Sorry Tesla, Goliath has finally woken up.
San Francisco's worn out streets have borne witness to more boom and bust cycles than just about any other city in America. It seems as if every time some figures out how to print money, whether by panning for gold or writing lines of code, the dreamers among us flock to these hill-ridden streets to make our fortunes. But the 1,800 journalists that Audi flew in from around the world for the world premiere of the e-tron had no dollar signs in their eyes, just the same bewitching look of curiosity that led them to commit to this trade in the first place. And there's a good reason for our obsession too. Given that most of the e-tron's fact sheet has already found its way online, Audi has been itching to show off the physical manifestation of those numbers without that tacky camouflage ruining the gorgeous body lines.
And boy are they gorgeous. Unlike BMW's Vision iNEXT, Audi thought the best way to attract customers to the electric revolution would be to make its world-beating EV look, well, attractive. Donning the body style best suited to push the e-tron from dealerships to driveways in droves, this battery-powered crossover takes full advantage of its powertrain by sending the front and rear axles to the ends of the vehicle. Without the need for a fire-breathing engine in the engine bay, the hood line can remain low and the overhangs short.
Despite a roomy greenhouse, the e-tron's visually wide stance and gradually tapering rear give the impression that the EV is crouching, probably on the prowl for Teslas it can eat for breakfast. Angled headlights and a large octagonal grille with active shutters (used to cool electronic components) perfectly define the word "confidence" while the taillights, which have been merged together by a thin lighting strip, make it so those stuck behind the e-tron in traffic will have some eye candy to console themselves with.

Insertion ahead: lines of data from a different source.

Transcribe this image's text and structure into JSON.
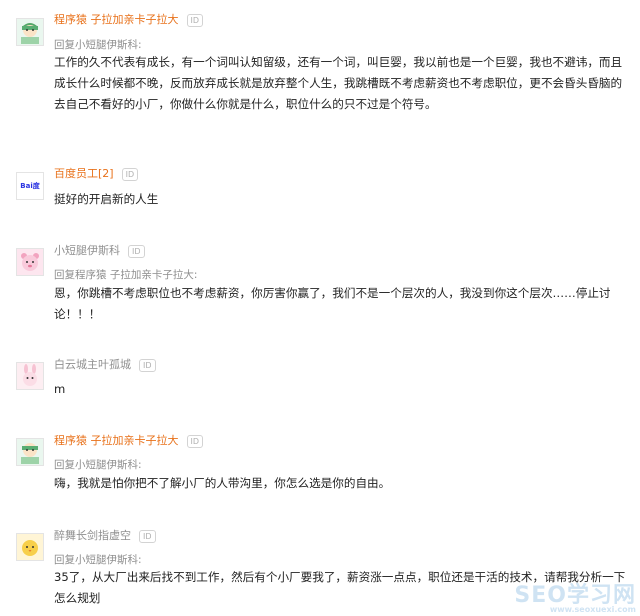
{
  "comments": [
    {
      "username": "程序猿 子拉加亲卡子拉大",
      "badge": "ID",
      "reply_to": "回复小短腿伊斯科:",
      "text": "工作的久不代表有成长，有一个词叫认知留级，还有一个词，叫巨婴，我以前也是一个巨婴，我也不避讳，而且成长什么时候都不晚，反而放弃成长就是放弃整个人生，我跳槽既不考虑薪资也不考虑职位，更不会昏头昏脑的去自己不看好的小厂，你做什么你就是什么，职位什么的只不过是个符号。",
      "avatar_icon": "green-cartoon-avatar-icon"
    },
    {
      "username": "百度员工[2]",
      "badge": "ID",
      "reply_to": "",
      "text": "挺好的开启新的人生",
      "avatar_icon": "baidu-logo-icon",
      "avatar_text": "Bai度"
    },
    {
      "username": "小短腿伊斯科",
      "badge": "ID",
      "reply_to": "回复程序猿 子拉加亲卡子拉大:",
      "text": "恩，你跳槽不考虑职位也不考虑薪资，你厉害你赢了，我们不是一个层次的人，我没到你这个层次……停止讨论！！！",
      "avatar_icon": "pink-bear-avatar-icon"
    },
    {
      "username": "白云城主叶孤城",
      "badge": "ID",
      "reply_to": "",
      "text": "m",
      "avatar_icon": "pink-rabbit-avatar-icon"
    },
    {
      "username": "程序猿 子拉加亲卡子拉大",
      "badge": "ID",
      "reply_to": "回复小短腿伊斯科:",
      "text": "嗨，我就是怕你把不了解小厂的人带沟里，你怎么选是你的自由。",
      "avatar_icon": "green-cartoon-avatar-icon"
    },
    {
      "username": "醉舞长剑指虚空",
      "badge": "ID",
      "reply_to": "回复小短腿伊斯科:",
      "text": "35了，从大厂出来后找不到工作，然后有个小厂要我了，薪资涨一点点，职位还是干活的技术，请帮我分析一下怎么规划",
      "avatar_icon": "yellow-chick-avatar-icon"
    }
  ],
  "watermark": {
    "main": "SEO学习网",
    "sub": "www.seoxuexi.com"
  }
}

Getting stuck behind the e-tron is an event that other road goers will have to contend with frequently given the e-tron's powerful but whisper-quiet grunt. In order to earn its famed quattro badge, engineers loaded the e-tron with two electric motors, one behind the centrally-mounted battery pack that pushes 187 horsepower to the rear wheels and another up front sending 167 horsepower to the front tires.
System total sits at 354 ponies, but that number can temporarily jump to 401 horsepower for ten seconds by increasing the front motor's output to 214 horsepower—a feat that brings the motor's heat levels to the outer edges of what engineers are comfortable with. With that kind of power, the e-tron can accelerate from 0-60 mph in 5.5 seconds. Unlike Tesla, Audi doesn't manage its 250 miles of range (on the European test cycle, EPA numbers have yet to surface) by sticking hundreds of AA-sized batteries under the floor in a cell formation.
The engineers still placed the 1,541-pound battery in the floor so the e-tron can remain friendly with the laws of physics, but it contains its juice within 36 modules, each with 12 battery cells inside. As a luxury brand, Audi must adhere to the high demands of customers who want cutting edge electrification without compromise. To meet expectations, engineers ensured that the e-tron's dual braking system, which includes standard disc brakes as well as a highly sophisticated regenerative braking system, feels like a single entity rather than two separate braking systems.
It's the norm for electric cars to induce range anxiety within buyers accustomed to quick fill-ups at gas stations. Since making cars is one feat and building an infrastructure to keep them rolling is another, Audi has partnered with a company called Electrify America to keep the e-tron juiced during trips around town and during cross-country road trips.
Electrify America already has 50 charging stations in most major cities and along the I-80 and I-10, but plans to have 500 stations in the US by July of 2019. Charging the e-tron won't take long thanks to the 150 kW charging capability that allows for the battery to reach 80% with only 30 minutes of charging. Navigating to charging stations will be made easy by Audi's new infotainment system. By placing a wireless phone charger where the MMI knob used to be, Audi will force buyers to rely on a dual-touchscreen system for interaction with the car's electronics. Until we spend more time with the system, we can't say whether Audi has shot itself in the foot or started a revolution by ditching the knob-based MMI system. To its credit, the screen does seem to require assertive presses that respond with the same satisfying click we've learned to expect from the rest of Audi's cockpit buttons.
There are certainly a lot of screens because Audi has replaced the e-tron's side mirrors with cameras and two OLED displays, one sitting below each A-pillar. While the system won't be available to us Americans until regulators approve it, it feels intuitive and easy to use—the driver's side screen doubles as a touchscreen that controls the display angle of each mirror.
If all those batteries and OLED displays sound expensive, you're not wrong. Remember, the e-tron may be a Tesla killer, but it's not gunning for the Model 3. As such, you won't be able to walk out of the Audi dealership with one for less than $74,800 for a Premium Plus model. The Prestige model, which gets massaging seats and the driver assistance package, starts at $81,800 while Edition One, reserved for the first US buyers, starts at $86,700.
Though Audi won't deliver the e-tron until the second quarter of 2019, you can preorder one now without being afraid that production delays will keep it from getting to your driveway this century.